As you undertake your own resume writing project, you may find yourself turning to several different resources for help. Career counselors, peers, and mentors are all sure to offer their advice to help you along the path to your new job or career. An often-overlooked resource that you will want to consider, however, are resume books.
Resume writing books can be a huge help as you strive to create a document that is an accurate and positive representation of you and your work experience. Whether you are looking for an entry-level position or an upper-level management position, you can be confident that referring to a book or two will help you in your search. In fact, you will probably find some very specific benefits to turning to books for help with your resume.
You can use a book at any time. Have you ever tried to schedule an appointment in a career counselor’s office? Those offices can be busy places. If you opt to turn to a friend or colleague for help, you will find yourself subjected to his schedule. Using a reference book to help you, however, allows you a certain amount of freedom.
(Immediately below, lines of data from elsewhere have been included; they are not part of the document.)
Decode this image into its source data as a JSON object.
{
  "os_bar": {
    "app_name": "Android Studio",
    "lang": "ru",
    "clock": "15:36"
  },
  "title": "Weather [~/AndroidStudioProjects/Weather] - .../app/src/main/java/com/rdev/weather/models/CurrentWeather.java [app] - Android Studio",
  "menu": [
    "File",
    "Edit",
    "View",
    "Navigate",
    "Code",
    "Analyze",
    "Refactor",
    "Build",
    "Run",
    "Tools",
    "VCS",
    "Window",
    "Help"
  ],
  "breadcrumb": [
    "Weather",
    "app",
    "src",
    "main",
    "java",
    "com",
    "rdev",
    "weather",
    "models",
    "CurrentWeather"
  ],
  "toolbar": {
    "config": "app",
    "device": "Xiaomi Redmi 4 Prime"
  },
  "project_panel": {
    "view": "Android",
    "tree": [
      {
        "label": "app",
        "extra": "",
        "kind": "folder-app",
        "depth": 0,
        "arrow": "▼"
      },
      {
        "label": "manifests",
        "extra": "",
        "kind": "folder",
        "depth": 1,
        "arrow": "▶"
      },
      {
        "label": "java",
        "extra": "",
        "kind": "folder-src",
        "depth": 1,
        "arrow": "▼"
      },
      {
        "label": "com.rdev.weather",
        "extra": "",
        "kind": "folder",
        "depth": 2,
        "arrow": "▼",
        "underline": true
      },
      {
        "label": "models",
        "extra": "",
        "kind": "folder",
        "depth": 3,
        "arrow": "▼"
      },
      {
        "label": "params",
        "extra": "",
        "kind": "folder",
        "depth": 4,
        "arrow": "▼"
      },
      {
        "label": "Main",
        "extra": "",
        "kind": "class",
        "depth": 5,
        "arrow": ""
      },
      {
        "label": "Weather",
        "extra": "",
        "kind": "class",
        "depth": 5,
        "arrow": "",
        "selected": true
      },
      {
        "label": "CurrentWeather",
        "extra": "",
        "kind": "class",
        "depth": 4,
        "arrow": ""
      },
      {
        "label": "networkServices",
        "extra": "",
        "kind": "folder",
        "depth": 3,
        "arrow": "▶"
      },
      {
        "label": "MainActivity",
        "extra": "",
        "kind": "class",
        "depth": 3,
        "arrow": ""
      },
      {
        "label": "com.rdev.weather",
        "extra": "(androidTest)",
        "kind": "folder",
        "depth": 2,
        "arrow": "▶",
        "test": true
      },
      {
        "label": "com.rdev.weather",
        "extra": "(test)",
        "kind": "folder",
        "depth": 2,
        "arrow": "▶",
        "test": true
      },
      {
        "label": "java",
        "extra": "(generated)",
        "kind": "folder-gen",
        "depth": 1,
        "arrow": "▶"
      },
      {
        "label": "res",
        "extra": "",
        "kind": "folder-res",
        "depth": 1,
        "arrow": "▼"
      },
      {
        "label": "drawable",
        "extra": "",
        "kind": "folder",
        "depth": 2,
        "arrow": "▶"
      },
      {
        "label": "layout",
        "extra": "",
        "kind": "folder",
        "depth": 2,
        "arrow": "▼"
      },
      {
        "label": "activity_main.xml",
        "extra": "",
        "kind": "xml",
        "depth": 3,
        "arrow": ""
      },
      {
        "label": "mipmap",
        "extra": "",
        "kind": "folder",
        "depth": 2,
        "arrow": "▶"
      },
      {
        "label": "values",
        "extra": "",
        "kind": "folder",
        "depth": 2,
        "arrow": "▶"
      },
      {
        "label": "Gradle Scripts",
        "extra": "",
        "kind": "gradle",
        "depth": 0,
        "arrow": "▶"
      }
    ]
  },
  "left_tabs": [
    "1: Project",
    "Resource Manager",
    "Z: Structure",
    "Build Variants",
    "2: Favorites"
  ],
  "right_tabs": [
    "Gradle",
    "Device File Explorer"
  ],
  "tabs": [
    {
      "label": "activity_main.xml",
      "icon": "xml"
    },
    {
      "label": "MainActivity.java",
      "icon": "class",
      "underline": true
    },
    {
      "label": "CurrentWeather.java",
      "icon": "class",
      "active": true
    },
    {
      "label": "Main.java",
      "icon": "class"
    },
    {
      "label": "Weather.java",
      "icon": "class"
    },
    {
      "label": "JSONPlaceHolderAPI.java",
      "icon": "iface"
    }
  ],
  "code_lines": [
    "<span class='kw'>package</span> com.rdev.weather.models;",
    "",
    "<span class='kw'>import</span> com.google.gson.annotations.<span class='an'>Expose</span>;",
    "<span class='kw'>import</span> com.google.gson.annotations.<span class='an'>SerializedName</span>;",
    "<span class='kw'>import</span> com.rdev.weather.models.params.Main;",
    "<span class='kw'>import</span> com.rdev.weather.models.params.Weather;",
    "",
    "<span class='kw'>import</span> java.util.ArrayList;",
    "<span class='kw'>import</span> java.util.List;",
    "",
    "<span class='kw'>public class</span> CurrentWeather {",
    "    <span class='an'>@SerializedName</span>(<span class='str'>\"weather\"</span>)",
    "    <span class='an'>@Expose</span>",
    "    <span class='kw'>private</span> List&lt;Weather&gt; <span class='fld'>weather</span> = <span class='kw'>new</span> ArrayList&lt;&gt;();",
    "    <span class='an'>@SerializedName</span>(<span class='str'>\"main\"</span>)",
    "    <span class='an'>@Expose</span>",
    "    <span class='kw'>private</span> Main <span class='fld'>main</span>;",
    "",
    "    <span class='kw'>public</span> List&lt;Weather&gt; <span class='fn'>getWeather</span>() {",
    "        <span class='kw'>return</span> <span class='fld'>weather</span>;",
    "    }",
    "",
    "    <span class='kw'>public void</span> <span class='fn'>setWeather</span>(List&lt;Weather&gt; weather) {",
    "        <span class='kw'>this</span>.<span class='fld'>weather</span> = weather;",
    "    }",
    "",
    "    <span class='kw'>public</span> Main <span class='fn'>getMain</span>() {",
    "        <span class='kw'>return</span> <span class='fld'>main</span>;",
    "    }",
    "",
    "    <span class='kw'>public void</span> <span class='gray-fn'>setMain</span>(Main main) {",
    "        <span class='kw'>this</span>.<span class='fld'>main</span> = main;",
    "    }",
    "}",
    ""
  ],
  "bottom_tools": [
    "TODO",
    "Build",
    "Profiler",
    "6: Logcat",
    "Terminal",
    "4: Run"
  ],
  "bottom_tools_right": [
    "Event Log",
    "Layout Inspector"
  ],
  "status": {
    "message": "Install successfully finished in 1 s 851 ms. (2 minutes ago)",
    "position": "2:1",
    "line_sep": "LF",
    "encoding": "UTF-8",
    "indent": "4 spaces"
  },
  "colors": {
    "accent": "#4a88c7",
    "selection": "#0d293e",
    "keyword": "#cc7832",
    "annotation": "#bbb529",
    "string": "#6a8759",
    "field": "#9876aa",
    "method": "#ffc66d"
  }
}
You can fit your work into any time slot that suits your life; your book will be ready and waiting for you.
You can get specific advice about many different types of resumes. Although a friend may sympathize with your search for a new job in the legal profession, unless he happens to work in the same profession, he will not be able to give you valid advice about your job search. You can be certain, however, that your local bookstore will have plenty of books that cater to your profession.
Books make catching up on current trends in the job market much easier. Resume writing can change over the years. The words and phrases that employers looked for when you landed your last may not be the same as the words and phrases that employers look for now. A quick review of a book or two, however, can help you update your application to reflect current employer desires.
Pouring through examples during your resume writing endeavor won’t guarantee that your resume meets all the requirements of prospective employers. The time you spend researching will, however, ensure that you weigh all of the factors you should as you compose your application. By Holly Wright